BEGIN Material supplied
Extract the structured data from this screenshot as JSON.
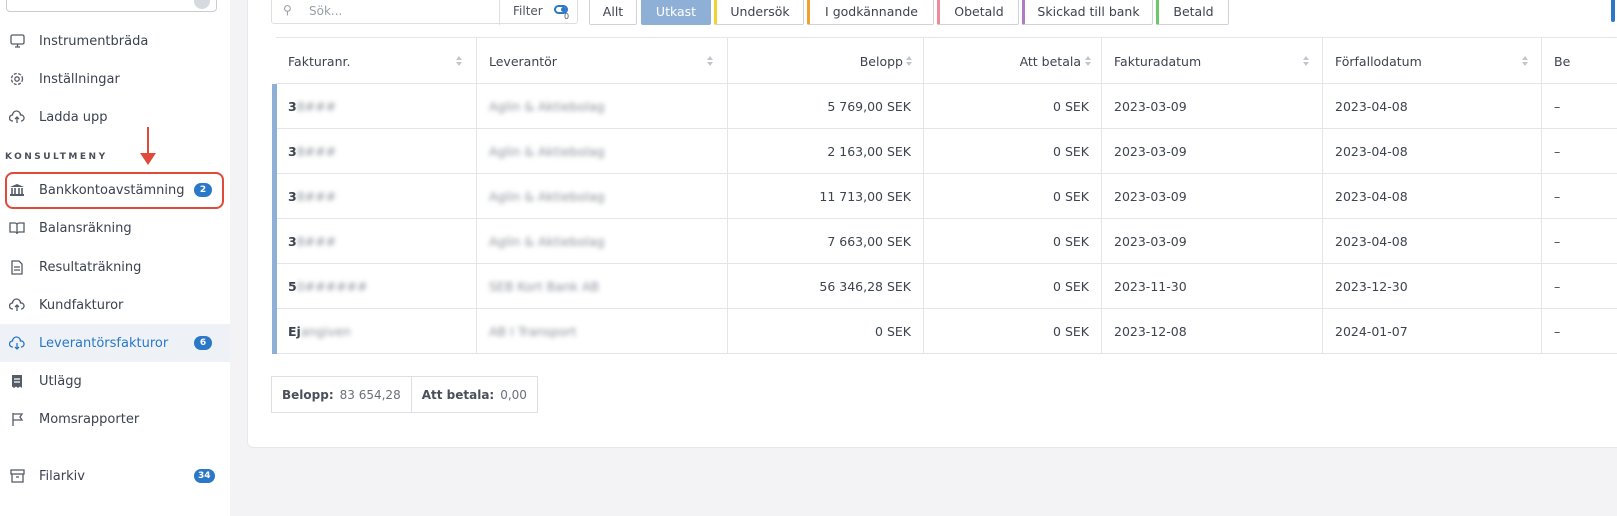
{
  "sidebar": {
    "items": [
      {
        "label": "Instrumentbräda",
        "icon": "monitor-icon"
      },
      {
        "label": "Inställningar",
        "icon": "gear-icon"
      },
      {
        "label": "Ladda upp",
        "icon": "cloud-upload-icon"
      },
      {
        "label": "Bankkontoavstämning",
        "icon": "bank-icon",
        "badge": "2"
      },
      {
        "label": "Balansräkning",
        "icon": "book-icon"
      },
      {
        "label": "Resultaträkning",
        "icon": "document-icon"
      },
      {
        "label": "Kundfakturor",
        "icon": "cloud-upload-icon"
      },
      {
        "label": "Leverantörsfakturor",
        "icon": "cloud-download-icon",
        "badge": "6",
        "active": true
      },
      {
        "label": "Utlägg",
        "icon": "receipt-icon"
      },
      {
        "label": "Momsrapporter",
        "icon": "flag-icon"
      },
      {
        "label": "Filarkiv",
        "icon": "archive-icon",
        "badge": "34"
      }
    ],
    "section_label": "KONSULTMENY"
  },
  "toolbar": {
    "search_placeholder": "Sök...",
    "filter_label": "Filter",
    "filter_count": "0",
    "segments": [
      {
        "label": "Allt",
        "color": "#cfd3d9"
      },
      {
        "label": "Utkast",
        "color": "#8fb0d6",
        "active": true
      },
      {
        "label": "Undersök",
        "color": "#f2d230"
      },
      {
        "label": "I godkännande",
        "color": "#f0a030"
      },
      {
        "label": "Obetald",
        "color": "#f08a9a"
      },
      {
        "label": "Skickad till bank",
        "color": "#b07cc8"
      },
      {
        "label": "Betald",
        "color": "#6cc76c"
      }
    ]
  },
  "table": {
    "headers": [
      "Fakturanr.",
      "Leverantör",
      "Belopp",
      "Att betala",
      "Fakturadatum",
      "Förfallodatum",
      "Be"
    ],
    "rows": [
      {
        "nr_prefix": "3",
        "nr_rest": "8###",
        "supplier": "Aglin & Aktiebolag",
        "amount": "5 769,00 SEK",
        "to_pay": "0 SEK",
        "inv_date": "2023-03-09",
        "due_date": "2023-04-08",
        "extra": "–"
      },
      {
        "nr_prefix": "3",
        "nr_rest": "8###",
        "supplier": "Aglin & Aktiebolag",
        "amount": "2 163,00 SEK",
        "to_pay": "0 SEK",
        "inv_date": "2023-03-09",
        "due_date": "2023-04-08",
        "extra": "–"
      },
      {
        "nr_prefix": "3",
        "nr_rest": "8###",
        "supplier": "Aglin & Aktiebolag",
        "amount": "11 713,00 SEK",
        "to_pay": "0 SEK",
        "inv_date": "2023-03-09",
        "due_date": "2023-04-08",
        "extra": "–"
      },
      {
        "nr_prefix": "3",
        "nr_rest": "8###",
        "supplier": "Aglin & Aktiebolag",
        "amount": "7 663,00 SEK",
        "to_pay": "0 SEK",
        "inv_date": "2023-03-09",
        "due_date": "2023-04-08",
        "extra": "–"
      },
      {
        "nr_prefix": "5",
        "nr_rest": "0######",
        "supplier": "SEB Kort Bank AB",
        "amount": "56 346,28 SEK",
        "to_pay": "0 SEK",
        "inv_date": "2023-11-30",
        "due_date": "2023-12-30",
        "extra": "–"
      },
      {
        "nr_prefix": "Ej",
        "nr_rest": "angiven",
        "supplier": "AB I Transport",
        "amount": "0 SEK",
        "to_pay": "0 SEK",
        "inv_date": "2023-12-08",
        "due_date": "2024-01-07",
        "extra": "–"
      }
    ]
  },
  "totals": {
    "amount_label": "Belopp:",
    "amount_value": "83 654,28",
    "to_pay_label": "Att betala:",
    "to_pay_value": "0,00"
  }
}
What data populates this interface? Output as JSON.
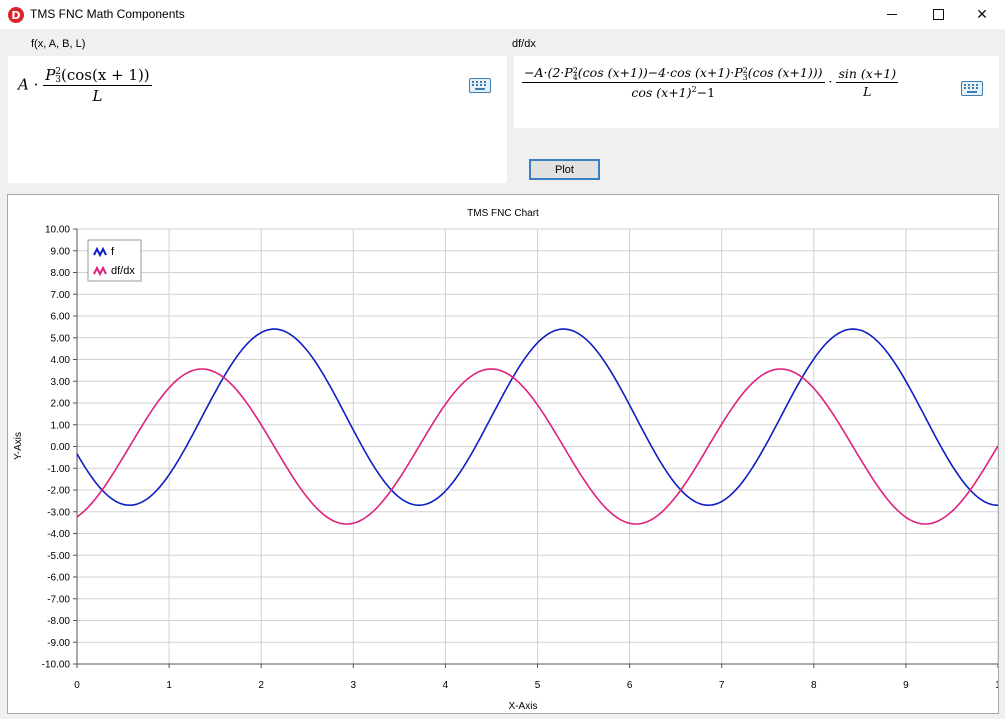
{
  "window": {
    "title": "TMS FNC Math Components",
    "icon_letter": "D"
  },
  "left_pane": {
    "label": "f(x, A, B, L)",
    "formula": {
      "A": "A",
      "dot": "·",
      "P": "P",
      "p_sup": "2",
      "p_sub": "3",
      "paren_cos": "(cos(x + 1))",
      "den": "L"
    }
  },
  "right_pane": {
    "label": "df/dx",
    "formula": {
      "num": "−A·(2·P",
      "num_a_sup": "2",
      "num_a_sub": "4",
      "num_b": "(cos (x+1))−4·cos (x+1)·P",
      "num_b_sup": "2",
      "num_b_sub": "3",
      "num_c": "(cos (x+1)))",
      "den": "cos (x+1)",
      "den_sup": "2",
      "den_tail": "−1",
      "mid": "·",
      "num2": "sin (x+1)",
      "den2": "L"
    }
  },
  "plot_button": {
    "label": "Plot"
  },
  "chart_data": {
    "type": "line",
    "title": "TMS FNC Chart",
    "xlabel": "X-Axis",
    "ylabel": "Y-Axis",
    "xlim": [
      0,
      10
    ],
    "ylim": [
      -10,
      10
    ],
    "x_ticks": [
      "0",
      "1",
      "2",
      "3",
      "4",
      "5",
      "6",
      "7",
      "8",
      "9",
      "1"
    ],
    "y_ticks": [
      "10.00",
      "9.00",
      "8.00",
      "7.00",
      "6.00",
      "5.00",
      "4.00",
      "3.00",
      "2.00",
      "1.00",
      "0.00",
      "-1.00",
      "-2.00",
      "-3.00",
      "-4.00",
      "-5.00",
      "-6.00",
      "-7.00",
      "-8.00",
      "-9.00",
      "-10.00"
    ],
    "grid": true,
    "legend_position": "top-left",
    "series": [
      {
        "name": "f",
        "color": "#0d1fc4"
      },
      {
        "name": "df/dx",
        "color": "#e0207f"
      }
    ]
  }
}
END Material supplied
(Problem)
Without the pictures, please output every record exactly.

(Completed exercise)
Extract the structured data from this screenshot as JSON.
{
  "sidebar": {
    "items": [
      {
        "label": "Instrumentbräda",
        "icon": "monitor-icon"
      },
      {
        "label": "Inställningar",
        "icon": "gear-icon"
      },
      {
        "label": "Ladda upp",
        "icon": "cloud-upload-icon"
      },
      {
        "label": "Bankkontoavstämning",
        "icon": "bank-icon",
        "badge": "2"
      },
      {
        "label": "Balansräkning",
        "icon": "book-icon"
      },
      {
        "label": "Resultaträkning",
        "icon": "document-icon"
      },
      {
        "label": "Kundfakturor",
        "icon": "cloud-upload-icon"
      },
      {
        "label": "Leverantörsfakturor",
        "icon": "cloud-download-icon",
        "badge": "6",
        "active": true
      },
      {
        "label": "Utlägg",
        "icon": "receipt-icon"
      },
      {
        "label": "Momsrapporter",
        "icon": "flag-icon"
      },
      {
        "label": "Filarkiv",
        "icon": "archive-icon",
        "badge": "34"
      }
    ],
    "section_label": "KONSULTMENY"
  },
  "toolbar": {
    "search_placeholder": "Sök...",
    "filter_label": "Filter",
    "filter_count": "0",
    "segments": [
      {
        "label": "Allt",
        "color": "#cfd3d9"
      },
      {
        "label": "Utkast",
        "color": "#8fb0d6",
        "active": true
      },
      {
        "label": "Undersök",
        "color": "#f2d230"
      },
      {
        "label": "I godkännande",
        "color": "#f0a030"
      },
      {
        "label": "Obetald",
        "color": "#f08a9a"
      },
      {
        "label": "Skickad till bank",
        "color": "#b07cc8"
      },
      {
        "label": "Betald",
        "color": "#6cc76c"
      }
    ]
  },
  "table": {
    "headers": [
      "Fakturanr.",
      "Leverantör",
      "Belopp",
      "Att betala",
      "Fakturadatum",
      "Förfallodatum",
      "Be"
    ],
    "rows": [
      {
        "nr_prefix": "3",
        "nr_rest": "8###",
        "supplier": "Aglin & Aktiebolag",
        "amount": "5 769,00 SEK",
        "to_pay": "0 SEK",
        "inv_date": "2023-03-09",
        "due_date": "2023-04-08",
        "extra": "–"
      },
      {
        "nr_prefix": "3",
        "nr_rest": "8###",
        "supplier": "Aglin & Aktiebolag",
        "amount": "2 163,00 SEK",
        "to_pay": "0 SEK",
        "inv_date": "2023-03-09",
        "due_date": "2023-04-08",
        "extra": "–"
      },
      {
        "nr_prefix": "3",
        "nr_rest": "8###",
        "supplier": "Aglin & Aktiebolag",
        "amount": "11 713,00 SEK",
        "to_pay": "0 SEK",
        "inv_date": "2023-03-09",
        "due_date": "2023-04-08",
        "extra": "–"
      },
      {
        "nr_prefix": "3",
        "nr_rest": "8###",
        "supplier": "Aglin & Aktiebolag",
        "amount": "7 663,00 SEK",
        "to_pay": "0 SEK",
        "inv_date": "2023-03-09",
        "due_date": "2023-04-08",
        "extra": "–"
      },
      {
        "nr_prefix": "5",
        "nr_rest": "0######",
        "supplier": "SEB Kort Bank AB",
        "amount": "56 346,28 SEK",
        "to_pay": "0 SEK",
        "inv_date": "2023-11-30",
        "due_date": "2023-12-30",
        "extra": "–"
      },
      {
        "nr_prefix": "Ej",
        "nr_rest": "angiven",
        "supplier": "AB I Transport",
        "amount": "0 SEK",
        "to_pay": "0 SEK",
        "inv_date": "2023-12-08",
        "due_date": "2024-01-07",
        "extra": "–"
      }
    ]
  },
  "totals": {
    "amount_label": "Belopp:",
    "amount_value": "83 654,28",
    "to_pay_label": "Att betala:",
    "to_pay_value": "0,00"
  }
}
What data populates this interface? Output as JSON.
{
  "window": {
    "title": "TMS FNC Math Components",
    "icon_letter": "D"
  },
  "left_pane": {
    "label": "f(x, A, B, L)",
    "formula": {
      "A": "A",
      "dot": "·",
      "P": "P",
      "p_sup": "2",
      "p_sub": "3",
      "paren_cos": "(cos(x + 1))",
      "den": "L"
    }
  },
  "right_pane": {
    "label": "df/dx",
    "formula": {
      "num": "−A·(2·P",
      "num_a_sup": "2",
      "num_a_sub": "4",
      "num_b": "(cos (x+1))−4·cos (x+1)·P",
      "num_b_sup": "2",
      "num_b_sub": "3",
      "num_c": "(cos (x+1)))",
      "den": "cos (x+1)",
      "den_sup": "2",
      "den_tail": "−1",
      "mid": "·",
      "num2": "sin (x+1)",
      "den2": "L"
    }
  },
  "plot_button": {
    "label": "Plot"
  },
  "chart_data": {
    "type": "line",
    "title": "TMS FNC Chart",
    "xlabel": "X-Axis",
    "ylabel": "Y-Axis",
    "xlim": [
      0,
      10
    ],
    "ylim": [
      -10,
      10
    ],
    "x_ticks": [
      "0",
      "1",
      "2",
      "3",
      "4",
      "5",
      "6",
      "7",
      "8",
      "9",
      "1"
    ],
    "y_ticks": [
      "10.00",
      "9.00",
      "8.00",
      "7.00",
      "6.00",
      "5.00",
      "4.00",
      "3.00",
      "2.00",
      "1.00",
      "0.00",
      "-1.00",
      "-2.00",
      "-3.00",
      "-4.00",
      "-5.00",
      "-6.00",
      "-7.00",
      "-8.00",
      "-9.00",
      "-10.00"
    ],
    "grid": true,
    "legend_position": "top-left",
    "series": [
      {
        "name": "f",
        "color": "#0d1fc4"
      },
      {
        "name": "df/dx",
        "color": "#e0207f"
      }
    ]
  }
}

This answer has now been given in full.